[Stored items]
++++++++

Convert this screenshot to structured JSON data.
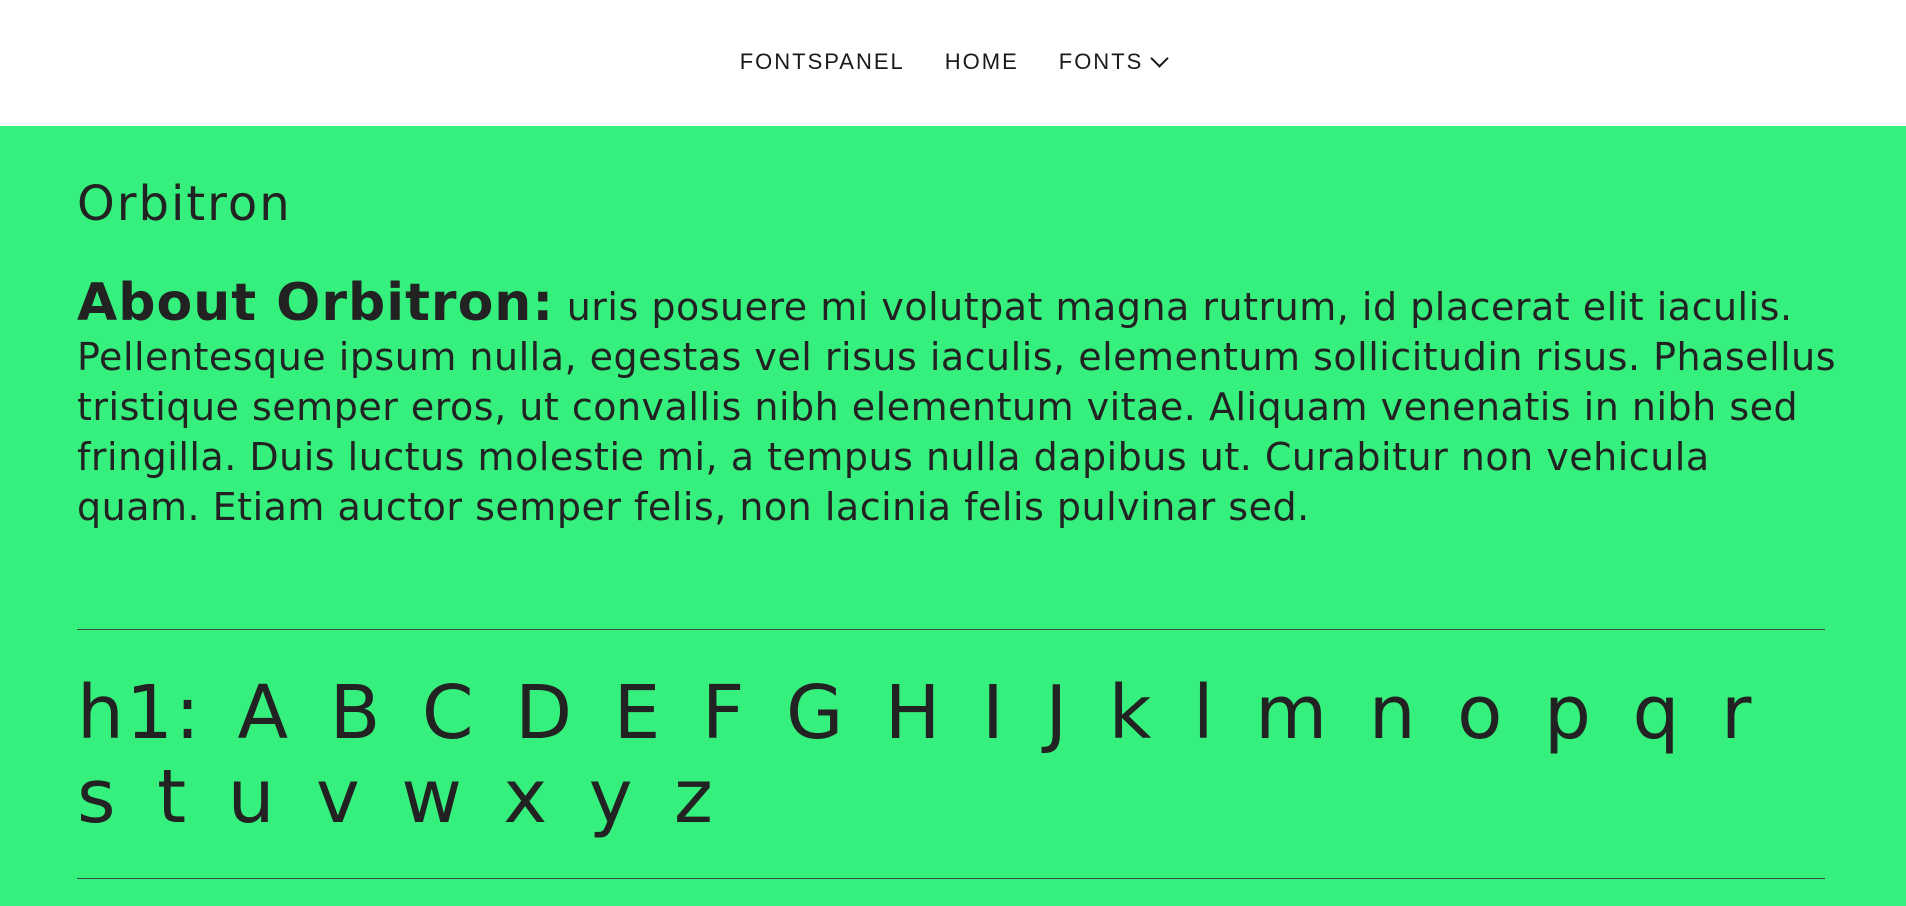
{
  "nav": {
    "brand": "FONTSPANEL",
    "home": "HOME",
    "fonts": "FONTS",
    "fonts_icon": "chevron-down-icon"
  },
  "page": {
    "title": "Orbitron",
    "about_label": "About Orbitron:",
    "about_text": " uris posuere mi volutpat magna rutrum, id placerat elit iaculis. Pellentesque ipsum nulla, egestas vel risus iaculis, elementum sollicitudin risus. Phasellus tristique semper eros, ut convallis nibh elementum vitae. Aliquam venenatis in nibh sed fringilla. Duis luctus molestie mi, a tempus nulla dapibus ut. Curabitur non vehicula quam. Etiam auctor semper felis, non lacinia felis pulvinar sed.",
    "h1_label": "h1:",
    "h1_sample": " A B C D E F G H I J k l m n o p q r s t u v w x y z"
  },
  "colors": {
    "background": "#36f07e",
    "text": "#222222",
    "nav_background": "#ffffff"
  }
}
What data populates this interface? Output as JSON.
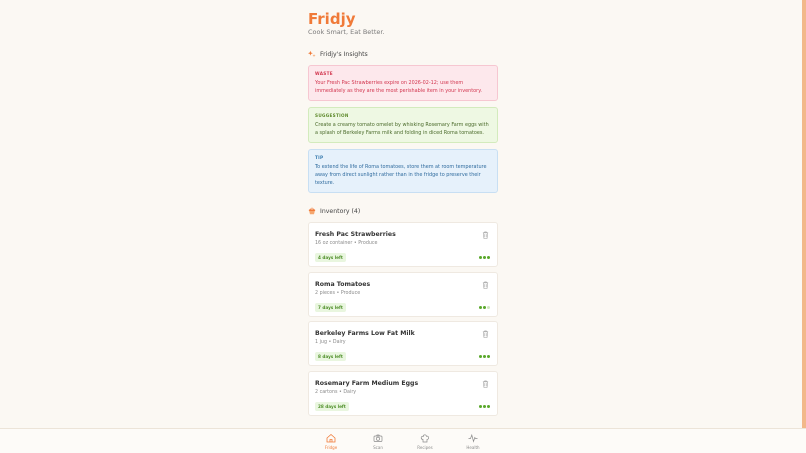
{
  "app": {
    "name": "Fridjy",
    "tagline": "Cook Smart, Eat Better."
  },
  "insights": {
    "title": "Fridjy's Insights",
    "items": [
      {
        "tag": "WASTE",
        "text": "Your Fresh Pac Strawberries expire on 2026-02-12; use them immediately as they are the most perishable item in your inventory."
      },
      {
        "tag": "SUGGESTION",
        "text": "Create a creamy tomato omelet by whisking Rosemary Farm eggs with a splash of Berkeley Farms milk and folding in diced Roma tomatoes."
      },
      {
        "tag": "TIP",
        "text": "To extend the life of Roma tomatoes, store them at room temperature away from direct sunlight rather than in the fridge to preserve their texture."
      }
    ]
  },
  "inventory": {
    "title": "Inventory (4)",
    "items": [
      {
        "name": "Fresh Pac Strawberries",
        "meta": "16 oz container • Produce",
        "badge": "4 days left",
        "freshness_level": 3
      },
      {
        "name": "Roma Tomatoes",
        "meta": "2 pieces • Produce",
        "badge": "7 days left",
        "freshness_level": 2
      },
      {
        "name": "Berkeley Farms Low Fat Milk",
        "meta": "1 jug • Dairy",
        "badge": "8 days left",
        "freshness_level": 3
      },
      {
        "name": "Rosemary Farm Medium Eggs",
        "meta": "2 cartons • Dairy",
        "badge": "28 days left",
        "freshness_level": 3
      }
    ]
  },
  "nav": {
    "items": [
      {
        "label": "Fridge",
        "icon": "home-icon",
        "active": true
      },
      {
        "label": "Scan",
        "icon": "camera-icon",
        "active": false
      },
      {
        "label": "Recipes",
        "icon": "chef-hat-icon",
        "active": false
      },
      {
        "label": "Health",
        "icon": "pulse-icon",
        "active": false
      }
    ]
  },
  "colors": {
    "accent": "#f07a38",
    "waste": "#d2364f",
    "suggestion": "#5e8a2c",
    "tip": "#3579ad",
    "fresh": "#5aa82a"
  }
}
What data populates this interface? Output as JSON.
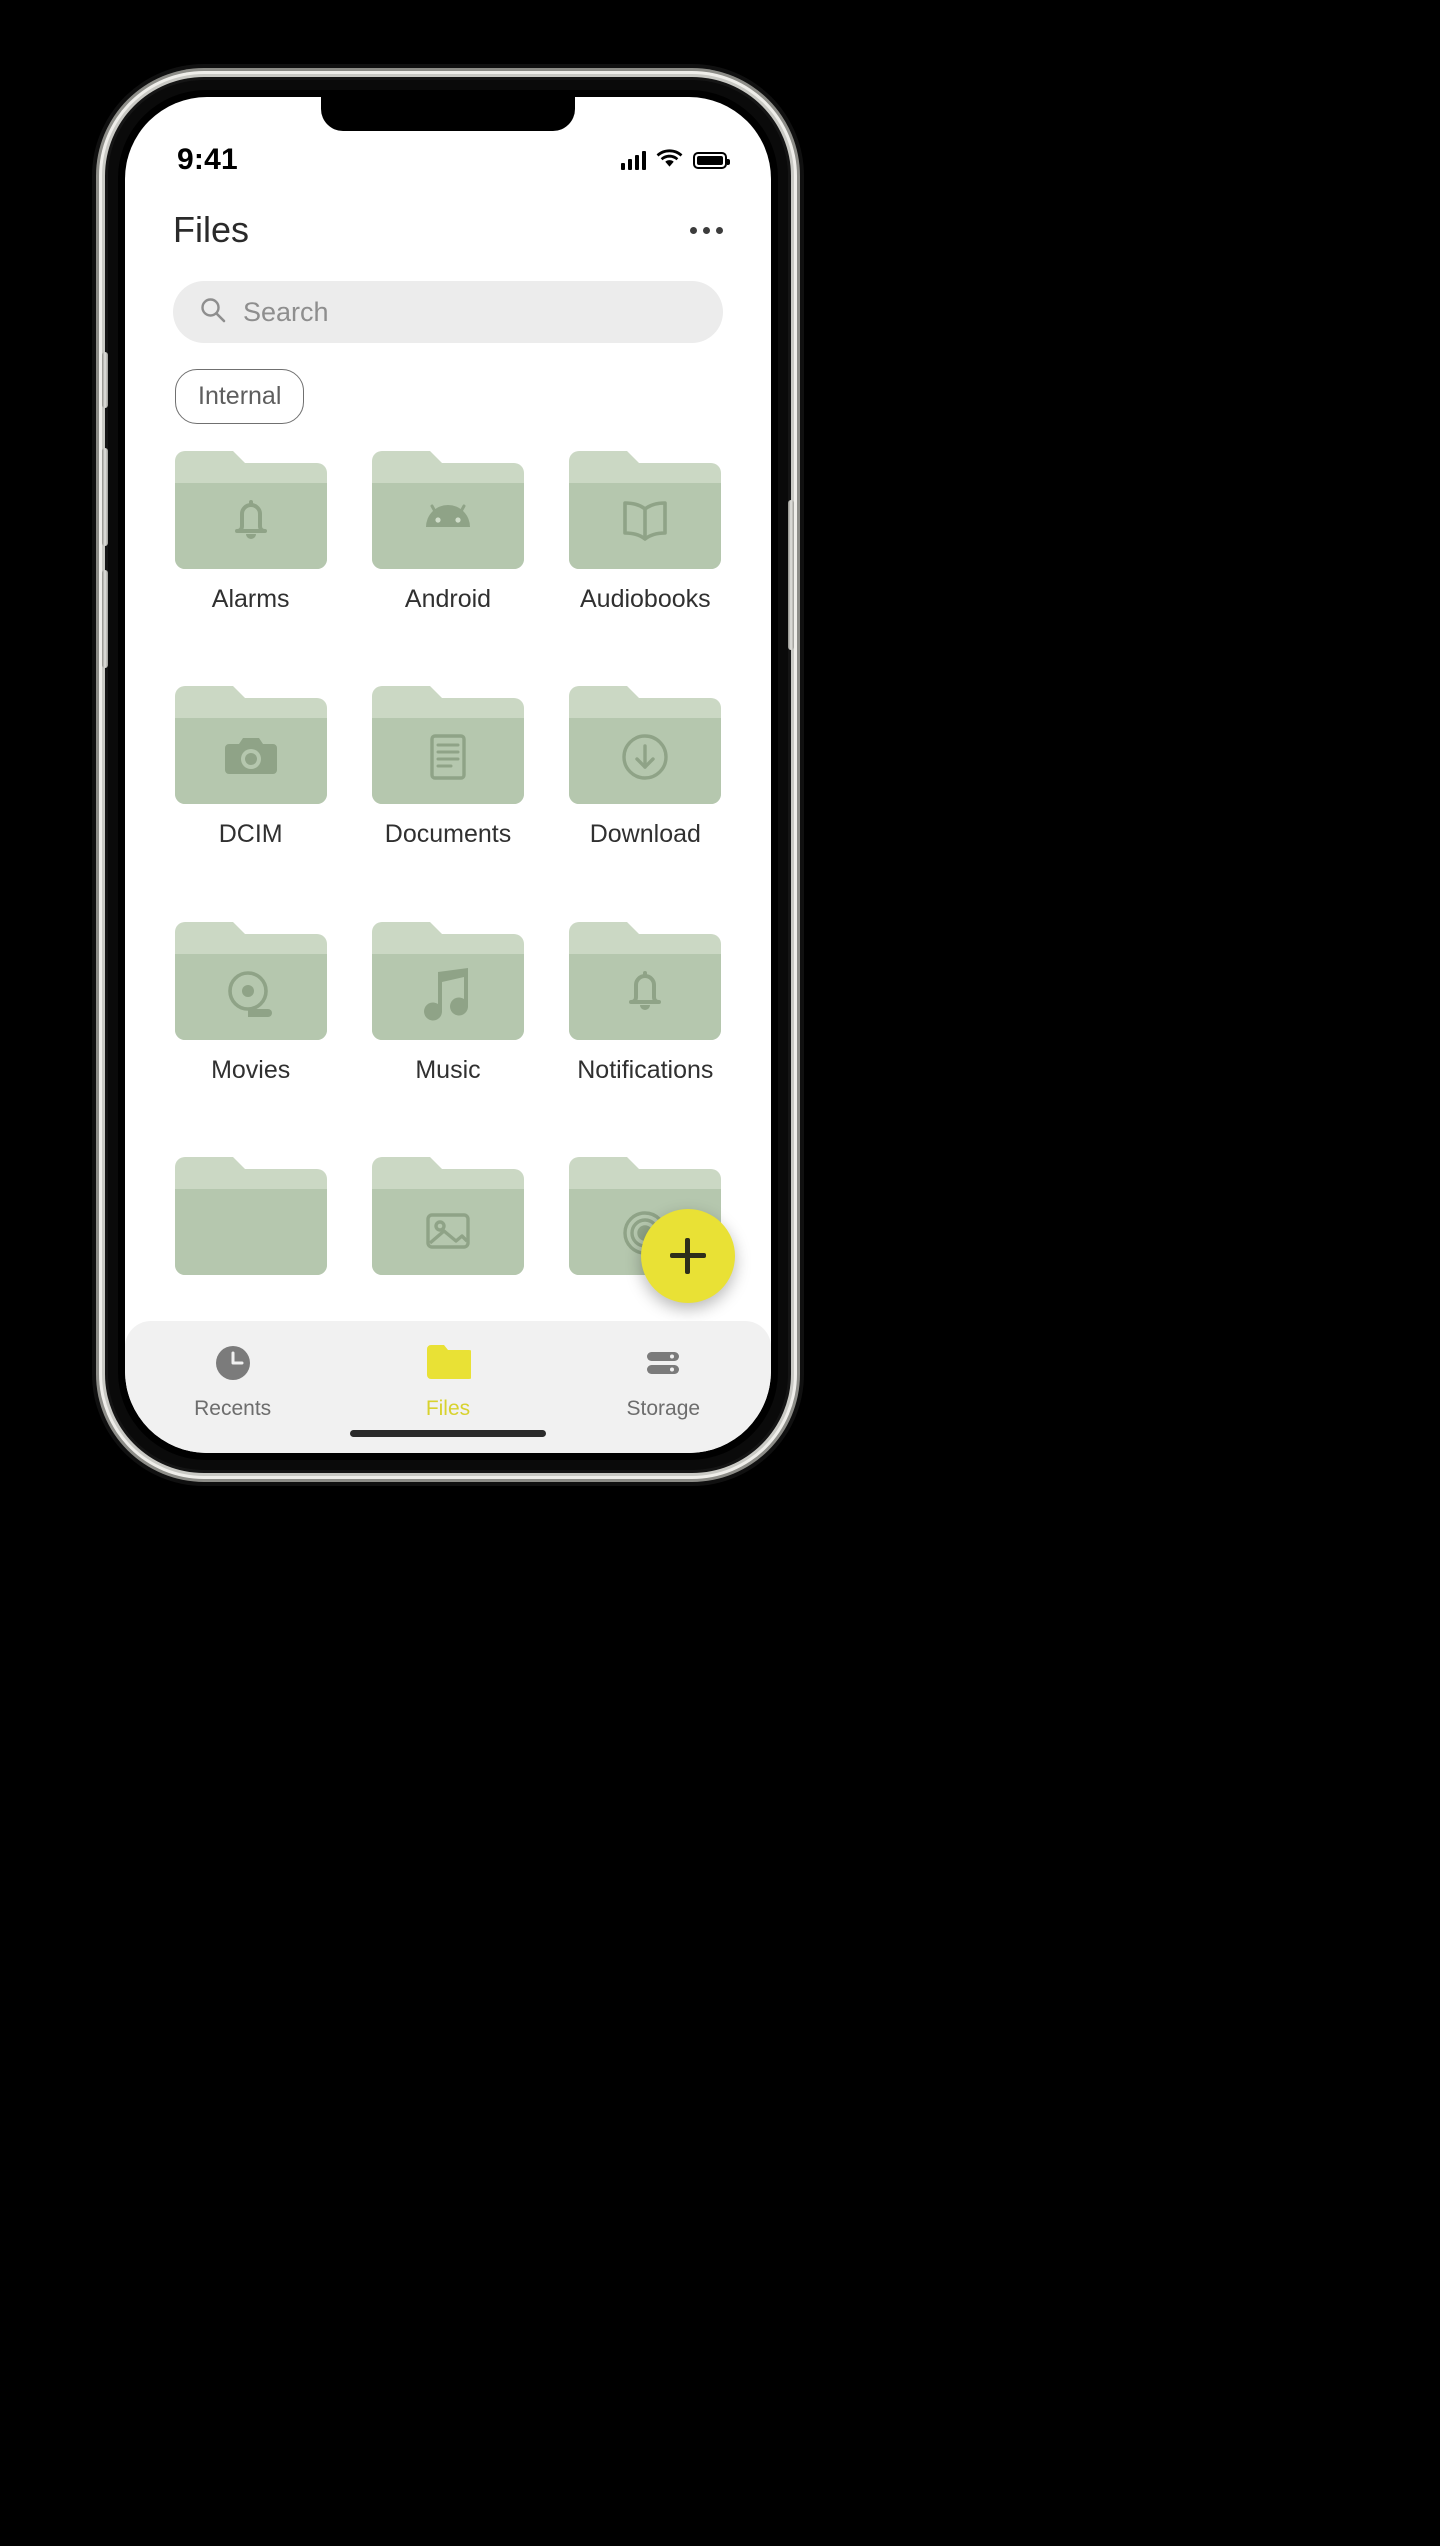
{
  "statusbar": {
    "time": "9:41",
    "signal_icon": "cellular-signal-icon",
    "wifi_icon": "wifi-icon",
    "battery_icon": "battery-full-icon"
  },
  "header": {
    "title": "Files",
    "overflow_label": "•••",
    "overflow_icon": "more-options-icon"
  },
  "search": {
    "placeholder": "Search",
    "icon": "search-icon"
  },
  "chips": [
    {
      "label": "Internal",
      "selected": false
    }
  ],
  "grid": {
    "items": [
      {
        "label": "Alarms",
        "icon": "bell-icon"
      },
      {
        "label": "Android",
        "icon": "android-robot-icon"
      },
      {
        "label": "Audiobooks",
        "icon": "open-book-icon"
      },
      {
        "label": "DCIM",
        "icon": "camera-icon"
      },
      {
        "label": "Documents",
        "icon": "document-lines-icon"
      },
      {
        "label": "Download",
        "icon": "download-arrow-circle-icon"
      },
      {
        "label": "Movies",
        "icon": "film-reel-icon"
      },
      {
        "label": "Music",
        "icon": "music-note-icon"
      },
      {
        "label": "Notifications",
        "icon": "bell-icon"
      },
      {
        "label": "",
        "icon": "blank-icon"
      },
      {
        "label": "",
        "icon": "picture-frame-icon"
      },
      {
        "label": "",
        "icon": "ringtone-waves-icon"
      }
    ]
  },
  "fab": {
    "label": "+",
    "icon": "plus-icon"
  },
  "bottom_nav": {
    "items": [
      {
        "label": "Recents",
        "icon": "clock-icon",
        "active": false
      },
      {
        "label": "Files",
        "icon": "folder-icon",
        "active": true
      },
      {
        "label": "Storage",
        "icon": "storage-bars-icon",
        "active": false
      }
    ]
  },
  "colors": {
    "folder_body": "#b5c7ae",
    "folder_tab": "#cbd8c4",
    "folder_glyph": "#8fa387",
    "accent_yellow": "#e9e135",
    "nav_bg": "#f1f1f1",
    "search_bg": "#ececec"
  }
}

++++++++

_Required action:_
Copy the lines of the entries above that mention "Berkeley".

_Completed task:_
        "text": "Create a creamy tomato omelet by whisking Rosemary Farm eggs with a splash of Berkeley Farms milk and folding in diced Roma tomatoes."
        "name": "Berkeley Farms Low Fat Milk",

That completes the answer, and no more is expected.